Prepare for Child Abuse Prevention Month
By Beth Chapman
April is Child Abuse Prevention Month. Children’s charities will cover the doors of local businesses with symbolic blue ribbons, schools will have poster contests, and charities will take advantage of a heightened awareness and additional fundraising dollars.
But what will you do?
On average, child abuse is reported every 10 seconds in this country, totaling more than 3 million reports a year. Those are just the “reported” cases.
Each day in America – the greatest country on earth and a “Christian nation” – at least three children die because of abuse and neglect in their own homes.
Child abuse, not cancer or automobile accidents, is the leading cause of death for children ages 4 and younger.
Fifteen percent of the expenditures of state and federal funds given to children’s programs are directed toward prevention. The other 85 percent goes toward problems that have arisen because they weren’t prevented in the first place.

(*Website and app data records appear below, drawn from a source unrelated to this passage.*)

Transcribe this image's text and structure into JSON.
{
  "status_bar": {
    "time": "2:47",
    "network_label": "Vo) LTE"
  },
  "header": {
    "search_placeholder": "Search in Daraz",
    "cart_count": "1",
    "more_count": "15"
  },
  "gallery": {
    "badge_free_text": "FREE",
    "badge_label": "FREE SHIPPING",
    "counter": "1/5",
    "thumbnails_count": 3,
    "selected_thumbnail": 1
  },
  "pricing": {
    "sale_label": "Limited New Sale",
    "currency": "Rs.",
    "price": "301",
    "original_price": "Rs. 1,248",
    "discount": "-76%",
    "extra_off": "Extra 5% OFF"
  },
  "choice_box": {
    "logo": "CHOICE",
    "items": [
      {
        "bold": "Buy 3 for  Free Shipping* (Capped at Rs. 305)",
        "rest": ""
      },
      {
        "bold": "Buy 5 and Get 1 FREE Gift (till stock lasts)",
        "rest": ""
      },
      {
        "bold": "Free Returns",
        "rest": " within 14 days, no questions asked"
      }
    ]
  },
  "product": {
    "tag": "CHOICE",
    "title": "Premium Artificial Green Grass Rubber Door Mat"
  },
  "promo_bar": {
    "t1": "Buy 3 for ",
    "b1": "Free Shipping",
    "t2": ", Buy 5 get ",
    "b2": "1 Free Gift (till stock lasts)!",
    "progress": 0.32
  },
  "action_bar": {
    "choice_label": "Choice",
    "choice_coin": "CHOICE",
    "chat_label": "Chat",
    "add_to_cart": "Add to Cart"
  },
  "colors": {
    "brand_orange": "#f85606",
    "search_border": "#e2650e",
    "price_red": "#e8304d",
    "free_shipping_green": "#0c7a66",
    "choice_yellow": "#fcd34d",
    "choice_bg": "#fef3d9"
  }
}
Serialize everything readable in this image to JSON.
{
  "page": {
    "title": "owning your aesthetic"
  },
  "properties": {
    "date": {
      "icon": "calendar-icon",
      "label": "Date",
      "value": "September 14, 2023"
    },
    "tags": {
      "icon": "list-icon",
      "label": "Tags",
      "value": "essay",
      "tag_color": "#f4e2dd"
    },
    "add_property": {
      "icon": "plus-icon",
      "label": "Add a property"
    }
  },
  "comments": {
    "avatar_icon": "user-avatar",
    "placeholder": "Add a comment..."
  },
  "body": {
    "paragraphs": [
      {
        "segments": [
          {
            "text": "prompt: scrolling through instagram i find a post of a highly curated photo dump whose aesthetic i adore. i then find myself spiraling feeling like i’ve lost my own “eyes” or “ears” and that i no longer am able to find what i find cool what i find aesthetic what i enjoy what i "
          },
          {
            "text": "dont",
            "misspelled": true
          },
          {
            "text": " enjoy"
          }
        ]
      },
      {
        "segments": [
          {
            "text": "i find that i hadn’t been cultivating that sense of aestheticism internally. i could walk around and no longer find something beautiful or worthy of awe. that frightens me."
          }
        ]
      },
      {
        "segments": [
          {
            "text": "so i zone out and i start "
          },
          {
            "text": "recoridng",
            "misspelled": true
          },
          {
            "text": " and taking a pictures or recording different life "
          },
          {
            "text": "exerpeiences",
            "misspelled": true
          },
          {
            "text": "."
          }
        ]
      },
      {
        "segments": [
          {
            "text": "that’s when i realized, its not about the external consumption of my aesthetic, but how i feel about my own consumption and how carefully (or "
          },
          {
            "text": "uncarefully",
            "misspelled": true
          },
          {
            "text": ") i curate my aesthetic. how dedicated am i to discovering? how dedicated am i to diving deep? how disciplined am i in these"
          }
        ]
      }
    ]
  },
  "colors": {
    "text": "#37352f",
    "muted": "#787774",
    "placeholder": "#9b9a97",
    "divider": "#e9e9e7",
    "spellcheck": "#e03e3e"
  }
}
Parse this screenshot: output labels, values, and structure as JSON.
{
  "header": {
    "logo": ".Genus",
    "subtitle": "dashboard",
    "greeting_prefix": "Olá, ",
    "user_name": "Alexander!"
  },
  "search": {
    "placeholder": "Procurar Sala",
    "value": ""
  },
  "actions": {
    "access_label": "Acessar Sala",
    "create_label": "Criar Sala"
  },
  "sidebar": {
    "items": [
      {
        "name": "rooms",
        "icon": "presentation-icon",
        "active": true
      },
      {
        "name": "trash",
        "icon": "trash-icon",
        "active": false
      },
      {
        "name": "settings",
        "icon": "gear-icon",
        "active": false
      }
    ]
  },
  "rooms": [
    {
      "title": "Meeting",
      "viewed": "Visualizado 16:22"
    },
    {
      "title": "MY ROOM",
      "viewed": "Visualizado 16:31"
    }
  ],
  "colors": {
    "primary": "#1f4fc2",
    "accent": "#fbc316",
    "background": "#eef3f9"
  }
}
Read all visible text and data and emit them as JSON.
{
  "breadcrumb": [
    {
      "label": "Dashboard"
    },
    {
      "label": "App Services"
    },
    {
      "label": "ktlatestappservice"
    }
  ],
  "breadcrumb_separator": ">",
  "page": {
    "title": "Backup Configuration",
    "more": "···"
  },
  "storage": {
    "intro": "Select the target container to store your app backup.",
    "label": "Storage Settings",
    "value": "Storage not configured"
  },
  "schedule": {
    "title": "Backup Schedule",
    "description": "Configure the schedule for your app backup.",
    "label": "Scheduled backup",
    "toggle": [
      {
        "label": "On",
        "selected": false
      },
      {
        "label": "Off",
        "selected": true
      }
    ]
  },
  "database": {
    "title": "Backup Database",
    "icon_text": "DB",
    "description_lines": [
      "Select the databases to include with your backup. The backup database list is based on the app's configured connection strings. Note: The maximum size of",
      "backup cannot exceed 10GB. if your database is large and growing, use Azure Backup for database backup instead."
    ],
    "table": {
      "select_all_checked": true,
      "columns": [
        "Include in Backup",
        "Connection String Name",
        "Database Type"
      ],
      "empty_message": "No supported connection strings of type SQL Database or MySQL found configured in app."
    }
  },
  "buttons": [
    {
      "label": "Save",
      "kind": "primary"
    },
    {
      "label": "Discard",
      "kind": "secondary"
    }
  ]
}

Talk about getting the cart before the horse.
Daycare employees working with children during their most developmental stages are paid little; educators who teach them are paid little; and even in the medical profession, pediatricians – not that some of these children have ever seen one – are paid less than any other type of physician.
Foster children in this state receive up to $19.05 for care a day, while our prisoners receive $42.54 a day. The average cost to board a dog in our state is around $40 a day.
A travesty indeed!
There is a tremendous cost to us as a society and as individuals to do nothing. Child abuse and neglect are seen as social problems, but they are also economic problems.
They increase costs in our education system, negatively affect our future workforce, increase juvenile crime, promote predispositions to drug and alcohol addictions, contribute to our overcrowded prison system, decrease our work ethic and produce a decline in our nation’s moral values.
Child abuse and neglect impact the entire future of the next generation.
So, what can we do to help?
Alabama native Helen Keller once said, “I am only one, yet I am one. I cannot do everything, but I can do something. I will not refuse to do the something I can do.”
Find a local charity – the Court Appointed Special Advocates, the Crisis Center, Children’s Trust Fund, VOICES for Alabama’s Children, Children First, your local child advocacy center, Alabama Youth Homes, King’s Ranch or any number of children’s services offered in our state. The needs are many, and they are great!
The children of today are the adults of tomorrow. Let’s work to prevent child abuse and neglect today – not wait to repair the damage tomorrow.
If you can give money or time, or both, do it. Please, don’t refuse to do the “something” you can do!